Paul R. Tetreault, Ford’s director, did not expect it to come to this. Ford’s Theatre, the scene of President Lincoln’s assassination, is a national historic site under the purview of the National Park Service. Ford’s Theatre Society is different: It’s the nonprofit group that has been producing and presenting shows on the historic stage since the building reopened in 1968 after decades of neglect.
That difference — and the fact that the theater kept operating during the 1995 shutdown — is why Tetreault expected it to stay open during the current congressional gridlock.
“They said that should work,” says Tetreault, sitting in a room upstairs in the church less than an hour before Friday’s performance. “There are no federal employees, no federal expenses. . . . We are just a pawn caught in the game. And we have to figure out what we do next.”
Tetreault is anxious about those next steps. Until “Laramie” can get back onto the stage at Ford’s, it’s costing his troupe $100,000 a week.
Acts of Congress
Tetreault won’t put a figure on what the “Laramie” production cost, but it’s essentially already paid for — designed, built and rehearsed. What’s missing is the income stream. The company projected $400,000 in ticket sales for the run, which is scheduled through Oct. 27. Ford’s can’t recoup through insurance, because unlike acts of God, acts of Congress aren’t covered.
Ford’s officials thought they would be able to use their 655-seat theater throughout the hopefully brief shutdown. Only Tuesday morning did Tetreault learn that the company would have to bug out.
Tuesday night was supposed to be the media opening for the critically acclaimed show, a docudrama about the beating death of a young gay man in Laramie, Wyo., 15 years ago. “Laramie” is a popular title that somehow is only now getting its professional premiere in the District. The cast features top-flight Washington actors — Holly Twyford, Mitchell Hebert and others. Scrambling, the company members hustled themselves — actors and technicians, but not the show’s large set — and a mere 80 members of their audience to the rehearsal hall at the Woolly Mammoth Theatre Company.
That was a one-night-only Band-Aid. Performances were canceled Wednesday and Thursday. Peformances for the entire week have been rescheduled or tickets refunded. There won’t be another performance until Tuesday, again inside this church. After that, who knows?
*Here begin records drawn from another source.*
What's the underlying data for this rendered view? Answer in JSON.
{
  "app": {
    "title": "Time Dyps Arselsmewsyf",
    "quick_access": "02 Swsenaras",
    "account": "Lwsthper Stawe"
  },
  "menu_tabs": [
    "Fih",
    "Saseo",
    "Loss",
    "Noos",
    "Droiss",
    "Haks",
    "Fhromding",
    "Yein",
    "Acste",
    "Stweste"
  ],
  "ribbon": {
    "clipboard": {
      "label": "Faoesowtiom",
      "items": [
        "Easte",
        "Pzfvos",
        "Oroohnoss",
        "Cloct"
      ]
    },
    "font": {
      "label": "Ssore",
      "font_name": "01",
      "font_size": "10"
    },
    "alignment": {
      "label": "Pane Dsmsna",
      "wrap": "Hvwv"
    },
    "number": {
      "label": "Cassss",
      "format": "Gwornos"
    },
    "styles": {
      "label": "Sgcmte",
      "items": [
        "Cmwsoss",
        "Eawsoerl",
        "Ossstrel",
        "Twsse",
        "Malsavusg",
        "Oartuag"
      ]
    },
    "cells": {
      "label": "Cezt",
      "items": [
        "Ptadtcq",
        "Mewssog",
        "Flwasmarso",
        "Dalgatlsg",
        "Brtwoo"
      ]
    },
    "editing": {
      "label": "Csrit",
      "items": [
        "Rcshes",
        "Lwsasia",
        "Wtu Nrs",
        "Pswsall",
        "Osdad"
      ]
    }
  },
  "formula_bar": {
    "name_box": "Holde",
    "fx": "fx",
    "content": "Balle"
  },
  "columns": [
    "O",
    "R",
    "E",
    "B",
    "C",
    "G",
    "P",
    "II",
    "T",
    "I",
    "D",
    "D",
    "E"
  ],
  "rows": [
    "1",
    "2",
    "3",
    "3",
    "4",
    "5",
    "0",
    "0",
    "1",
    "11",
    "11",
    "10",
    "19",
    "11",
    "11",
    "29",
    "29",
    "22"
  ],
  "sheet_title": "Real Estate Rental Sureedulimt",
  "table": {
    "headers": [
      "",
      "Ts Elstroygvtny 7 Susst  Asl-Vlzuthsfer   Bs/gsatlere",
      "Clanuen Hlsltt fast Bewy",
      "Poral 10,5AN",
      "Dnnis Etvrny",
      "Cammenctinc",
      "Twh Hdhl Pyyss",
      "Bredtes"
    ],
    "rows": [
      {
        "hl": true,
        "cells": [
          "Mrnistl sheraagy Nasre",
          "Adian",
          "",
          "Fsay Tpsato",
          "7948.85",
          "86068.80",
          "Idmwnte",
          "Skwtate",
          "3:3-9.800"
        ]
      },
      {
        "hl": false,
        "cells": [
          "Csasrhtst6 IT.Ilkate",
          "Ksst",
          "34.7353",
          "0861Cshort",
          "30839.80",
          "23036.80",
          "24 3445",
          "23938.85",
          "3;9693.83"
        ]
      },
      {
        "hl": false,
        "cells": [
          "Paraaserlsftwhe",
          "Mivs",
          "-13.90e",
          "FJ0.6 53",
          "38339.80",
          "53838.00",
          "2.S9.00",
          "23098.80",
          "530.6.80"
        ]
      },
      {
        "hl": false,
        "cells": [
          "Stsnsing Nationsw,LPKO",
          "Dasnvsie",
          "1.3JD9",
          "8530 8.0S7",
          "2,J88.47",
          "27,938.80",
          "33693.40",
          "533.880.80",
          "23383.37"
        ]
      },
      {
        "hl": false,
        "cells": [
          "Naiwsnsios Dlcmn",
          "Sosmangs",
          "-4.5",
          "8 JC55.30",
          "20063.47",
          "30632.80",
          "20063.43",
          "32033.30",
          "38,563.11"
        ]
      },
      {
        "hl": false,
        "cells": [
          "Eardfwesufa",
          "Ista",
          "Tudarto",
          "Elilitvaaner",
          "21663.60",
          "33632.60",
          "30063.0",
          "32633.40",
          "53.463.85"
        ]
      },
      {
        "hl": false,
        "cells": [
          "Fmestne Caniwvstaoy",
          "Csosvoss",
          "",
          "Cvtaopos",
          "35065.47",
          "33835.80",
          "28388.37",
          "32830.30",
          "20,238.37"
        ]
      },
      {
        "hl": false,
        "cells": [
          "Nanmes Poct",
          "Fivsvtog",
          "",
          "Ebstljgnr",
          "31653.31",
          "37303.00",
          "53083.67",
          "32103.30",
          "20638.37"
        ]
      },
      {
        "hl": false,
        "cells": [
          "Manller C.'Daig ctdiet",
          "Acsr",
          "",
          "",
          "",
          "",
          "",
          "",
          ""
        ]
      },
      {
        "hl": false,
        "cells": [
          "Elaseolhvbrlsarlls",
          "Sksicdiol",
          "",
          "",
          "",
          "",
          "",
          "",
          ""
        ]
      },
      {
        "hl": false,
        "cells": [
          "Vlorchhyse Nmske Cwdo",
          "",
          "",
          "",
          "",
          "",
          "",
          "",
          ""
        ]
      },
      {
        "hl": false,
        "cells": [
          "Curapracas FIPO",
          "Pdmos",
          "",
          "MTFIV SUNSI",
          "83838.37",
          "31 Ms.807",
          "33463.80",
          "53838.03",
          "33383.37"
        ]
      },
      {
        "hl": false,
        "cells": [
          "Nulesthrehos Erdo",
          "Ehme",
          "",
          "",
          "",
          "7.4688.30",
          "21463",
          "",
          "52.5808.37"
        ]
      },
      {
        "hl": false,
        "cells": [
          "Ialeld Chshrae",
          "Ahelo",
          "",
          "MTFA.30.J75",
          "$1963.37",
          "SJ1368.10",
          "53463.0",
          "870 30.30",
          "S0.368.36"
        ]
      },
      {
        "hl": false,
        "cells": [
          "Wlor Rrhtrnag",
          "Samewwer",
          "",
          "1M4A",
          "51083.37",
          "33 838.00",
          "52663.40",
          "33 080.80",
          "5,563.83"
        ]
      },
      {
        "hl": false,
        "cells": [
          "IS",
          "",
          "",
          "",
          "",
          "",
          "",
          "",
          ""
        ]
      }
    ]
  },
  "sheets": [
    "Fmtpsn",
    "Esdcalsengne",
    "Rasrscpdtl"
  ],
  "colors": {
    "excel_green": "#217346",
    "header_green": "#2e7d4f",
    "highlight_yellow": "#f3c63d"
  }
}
“Until I get a sign that that $400,000 is never going to materialize — that the federal government is never going to open — then I might have to start dealing with the expenses,” Tetreault says. “But I don’t believe that’s the case yet.”